Now with 9000 apprentices in training, having signed on an average of 106 new sign-ups per week in 2014, BCITO chief executive Ruma Karaitiana says it’s still not enough to meet growing demand.
“All of the construction trades across the board, from carpentry to painting and brick & blocklaying, are under huge amounts of pressure, and all the data says this pressure will continue into the 2020s,” he says.
“We’ve come out of a period where, because of the recession, we weren’t building enough houses to maintain normal demand, particularly in Auckland. Then, unfortunately, we had the Christchurch earthquakes leading to large rebuild projects, which have only compounded the pressure.
The result is an extremely high demand environment and we simply don’t have the number of skilled tradespeople to meet that demand.”
Mr Karaitiana says the industry needs to spend more time and resources planning for its future skills and labour needs, and individual businesses need to stay in tune with the rest of the industry.
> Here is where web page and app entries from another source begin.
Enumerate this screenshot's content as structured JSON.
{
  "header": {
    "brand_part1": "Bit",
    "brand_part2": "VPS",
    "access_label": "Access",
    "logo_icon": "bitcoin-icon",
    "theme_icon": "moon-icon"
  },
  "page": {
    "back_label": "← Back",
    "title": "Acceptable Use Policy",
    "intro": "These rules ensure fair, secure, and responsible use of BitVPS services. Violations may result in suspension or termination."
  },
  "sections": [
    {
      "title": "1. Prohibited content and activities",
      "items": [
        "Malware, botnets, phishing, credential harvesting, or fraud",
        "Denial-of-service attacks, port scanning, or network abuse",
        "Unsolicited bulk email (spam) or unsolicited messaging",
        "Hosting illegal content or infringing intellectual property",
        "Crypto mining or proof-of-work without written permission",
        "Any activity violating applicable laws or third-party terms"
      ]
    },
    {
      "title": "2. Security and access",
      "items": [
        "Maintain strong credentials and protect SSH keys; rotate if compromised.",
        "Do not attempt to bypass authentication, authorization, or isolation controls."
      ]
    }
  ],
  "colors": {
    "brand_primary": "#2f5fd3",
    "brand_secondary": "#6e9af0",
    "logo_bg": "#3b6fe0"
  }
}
“This demand is going to go on for some time, so there needs to be a much more structured approach. Construction businesses need to be thinking about what their business demands are next year and then considering what they should be doing now to meet those demands.”
While thinking and planning is naturally largely based on individual order books, Mr Karaitiana believes businesses also need to step back and look at the whole industry, which is showing growth trends further into the future.
“One of the very real challenges we have is around the population — the construction industry wants the same people for its future that the engineering, farming and technology sectors want for their industries.
“Planning for the construction industry therefore means we need to understand what people might be available in the marketplace, and whether we should be more pre-emptive with our training and hiring decisions.”
As a result of industry growth, the BCITO recently signed up its 9000th apprentice — Deniro Larsen-Marsters of Auckland, a graduate of Te Puni Kokiri’s Maori Cadetship Programme.
Active since mid-2013, and in partnership with the BCITO, the programme supports unqualified Maori tradespeople into the industry, helping to alleviate demand for skilled workers.
The six-month cadetship is designed to give Maori in full-time employment the skills and experience to prepare them for further training and a career in the construction industry.
Following the cadetship, cadets are encouraged to transfer into an apprenticeship through the BCITO where they can go on to become qualified tradespeople or project or site managers.